The biological fight means fighting certain diseases using the natural predator of what causes the disease in the first place, such as the classic example of ladybirds used against aphids. The biological fight offers a lot more possibilities. However, it must be used with precaution !
How does it work ?
The biological fight is a curative method, that is to say that it only acts if a destructor is present, and not before it arrives. With the biological fight, we aim to find again an equilibrium mimicking nature, where predators (also called “biological fight agents”) regulate all proliferation. In garden, the wildlife is often much reduced, the introduction of these biological fights' agents allows you to obtain equilibrium quicker, against a particular pest. With this method, you can limit the proliferation of annoying pests, such as slugs, green worms that eat the plant's roots, weevils (which clip the leaves edges) and many others.
How to proceed?
Firstly, to establish the biological fight, you need to be certain of the type of pest that you need to fight. There is not a biological solution for every problem, far from it! When you have selected the biological fight agents needed, think about ordering them in advance. In general, they are living animals and they cannot live for more than a day before release. Because of this, the biological fight is limiting! All you have to do is to release the bugs (sometimes quite small!) on the infested plant. The nematodes (microscopic roundworms), which are biological fight agents of a particular kind, need to be applied on a wet soil, with a watering can as they need to be diluted in water.

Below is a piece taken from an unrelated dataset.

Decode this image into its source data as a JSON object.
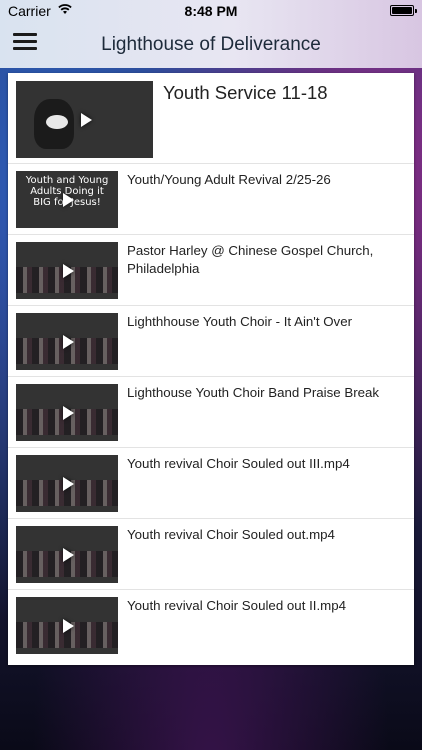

The right time
In order for the biological fight to produce results, the temperature and the humidity must be compatible with the needs of the predator. It is simply bug farming that you are undertaking! Therefore, biological fight agents can only be introduced at certain periods of the year, when the temperature is mild, neither too hot nor too cold. The spring, after the last frosts, is often the best time.
A necessary equilibrium

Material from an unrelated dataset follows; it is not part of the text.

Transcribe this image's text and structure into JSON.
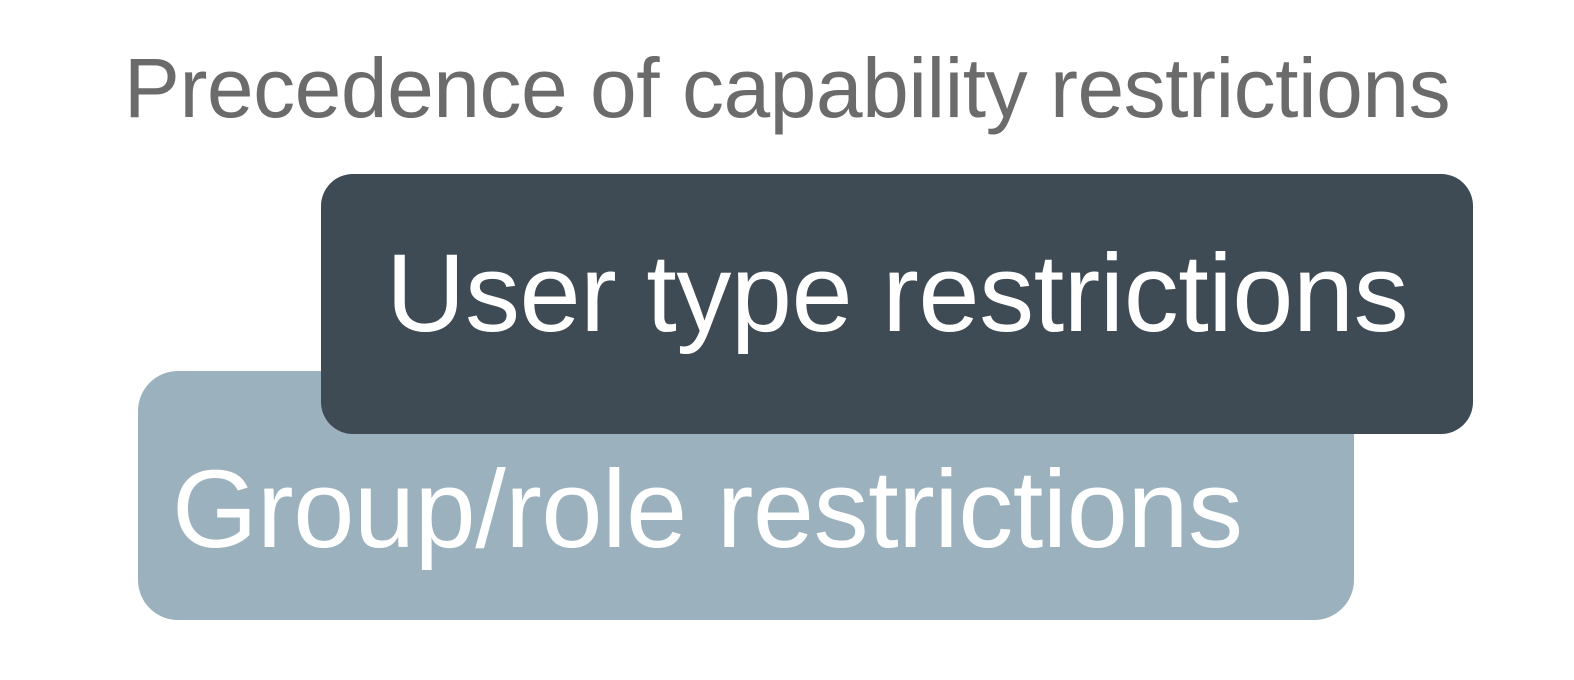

In using the biological fight, you are not going to eradicate all the pests that you are fighting. Nature tends to re-create an equilibrium; so some pests will always escape their natural predators. If the predators were to disappear, the pests could again proliferate. However, if this proliferation were to take place in the predator's presence, the latter would be able to regulate this new proliferation, with a time delay (the time needed to lay its eggs and hatching time!), often several weeks.

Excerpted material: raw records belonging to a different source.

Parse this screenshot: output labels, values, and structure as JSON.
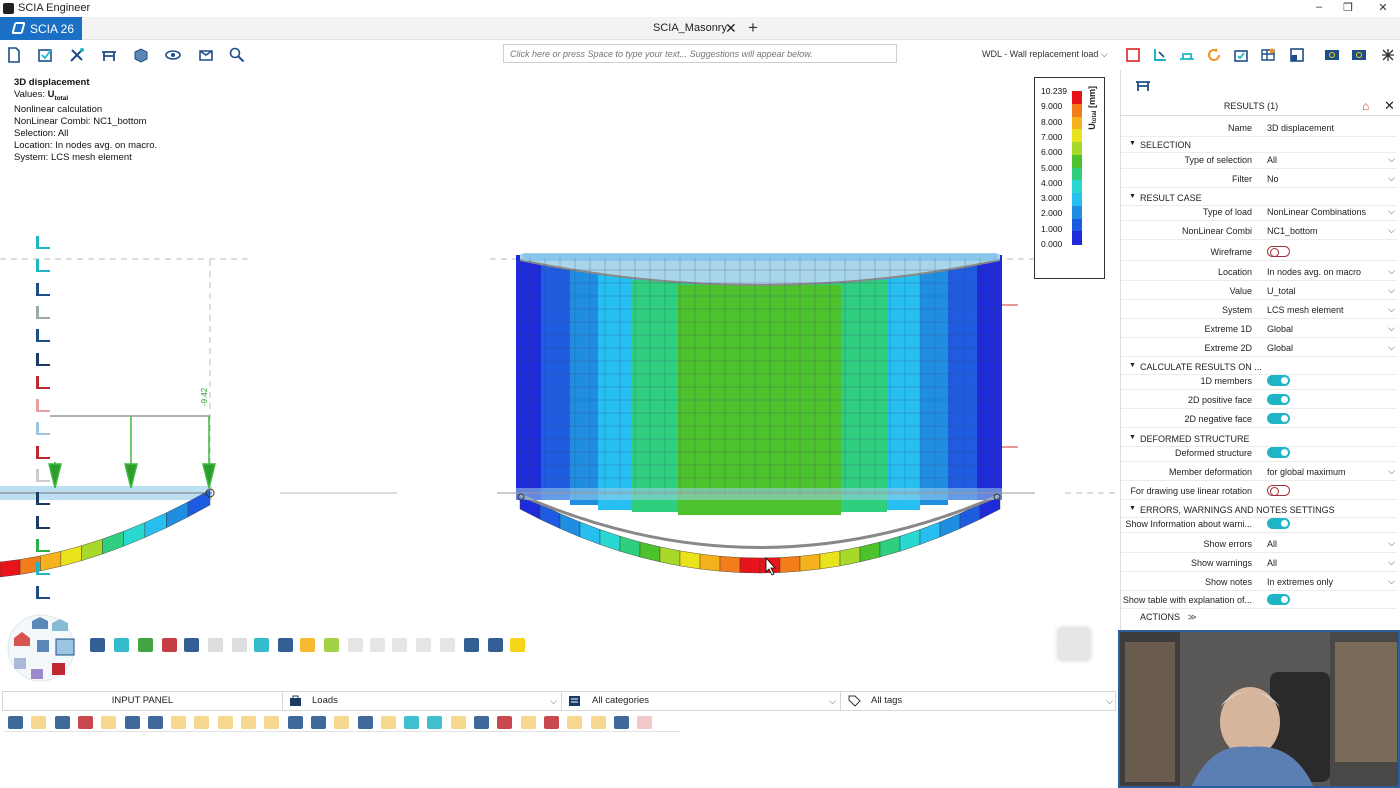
{
  "window": {
    "app_title": "SCIA Engineer",
    "minimize": "–",
    "maximize": "❐",
    "close": "✕"
  },
  "tabs": {
    "product": "SCIA 26",
    "document": "SCIA_Masonry",
    "close_symbol": "✕",
    "add_symbol": "+"
  },
  "toolbar": {
    "command_placeholder": "Click here or press Space to type your text... Suggestions will appear below.",
    "load_case": "WDL - Wall replacement load",
    "left_icons": [
      "new-file-icon",
      "open-icon",
      "tools-icon",
      "structure-icon",
      "view-3d-icon",
      "visibility-icon",
      "clip-icon",
      "zoom-icon"
    ],
    "right_icons": [
      "select-icon",
      "snap-icon",
      "grid-icon",
      "refresh-icon",
      "check-icon",
      "table-icon",
      "window-icon",
      "flag-icon",
      "flag-icon",
      "network-icon"
    ]
  },
  "viewport": {
    "info": {
      "title": "3D displacement",
      "values_label": "Values:",
      "values_value": "U",
      "values_sub": "total",
      "calc": "Nonlinear calculation",
      "combi": "NonLinear Combi: NC1_bottom",
      "selection": "Selection: All",
      "location": "Location: In nodes avg. on macro.",
      "system": "System: LCS mesh element"
    },
    "legend": {
      "unit_label": "U",
      "unit_sub": "total",
      "unit": "[mm]",
      "values": [
        "10.239",
        "9.000",
        "8.000",
        "7.000",
        "6.000",
        "5.000",
        "4.000",
        "3.000",
        "2.000",
        "1.000",
        "0.000"
      ],
      "colors": [
        "#e8141c",
        "#f27d1a",
        "#f5b21c",
        "#e9e21d",
        "#a7d82a",
        "#4cc22c",
        "#2fcf7f",
        "#29d8d0",
        "#26bff0",
        "#1f8ee0",
        "#1d5ce0",
        "#1f2ad8"
      ]
    },
    "dimension_label": "-9.42"
  },
  "input_panel": {
    "title": "INPUT PANEL",
    "category_select": "Loads",
    "filter_select": "All categories",
    "tags_select": "All tags"
  },
  "properties": {
    "header": "RESULTS (1)",
    "name_label": "Name",
    "name_value": "3D displacement",
    "sections": {
      "selection": "SELECTION",
      "result_case": "RESULT CASE",
      "calculate": "CALCULATE RESULTS ON ...",
      "deformed": "DEFORMED STRUCTURE",
      "errors": "ERRORS, WARNINGS AND NOTES SETTINGS"
    },
    "rows": {
      "type_of_selection": {
        "label": "Type of selection",
        "value": "All"
      },
      "filter": {
        "label": "Filter",
        "value": "No"
      },
      "type_of_load": {
        "label": "Type of load",
        "value": "NonLinear Combinations"
      },
      "nonlinear_combi": {
        "label": "NonLinear Combi",
        "value": "NC1_bottom"
      },
      "wireframe": {
        "label": "Wireframe"
      },
      "location": {
        "label": "Location",
        "value": "In nodes avg. on macro"
      },
      "value": {
        "label": "Value",
        "value": "U_total"
      },
      "system": {
        "label": "System",
        "value": "LCS mesh element"
      },
      "extreme_1d": {
        "label": "Extreme 1D",
        "value": "Global"
      },
      "extreme_2d": {
        "label": "Extreme 2D",
        "value": "Global"
      },
      "members_1d": {
        "label": "1D members"
      },
      "positive_face": {
        "label": "2D positive face"
      },
      "negative_face": {
        "label": "2D negative face"
      },
      "deformed_structure": {
        "label": "Deformed structure"
      },
      "member_deformation": {
        "label": "Member deformation",
        "value": "for global maximum"
      },
      "linear_rotation": {
        "label": "For drawing use linear rotation"
      },
      "show_info": {
        "label": "Show Information about warni..."
      },
      "show_errors": {
        "label": "Show errors",
        "value": "All"
      },
      "show_warnings": {
        "label": "Show warnings",
        "value": "All"
      },
      "show_notes": {
        "label": "Show notes",
        "value": "In extremes only"
      },
      "show_table": {
        "label": "Show table with explanation of..."
      }
    },
    "actions": "ACTIONS",
    "actions_arrow": "≫"
  }
}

The biological fight is quite appealing but apart from the use of nematodes ( microscopic round worms) against slugs and weevils, this method is ill adapted to gardens. Nothing will replace a manual intervention done at the right time, just before a proliferation is about to become uncontrollable!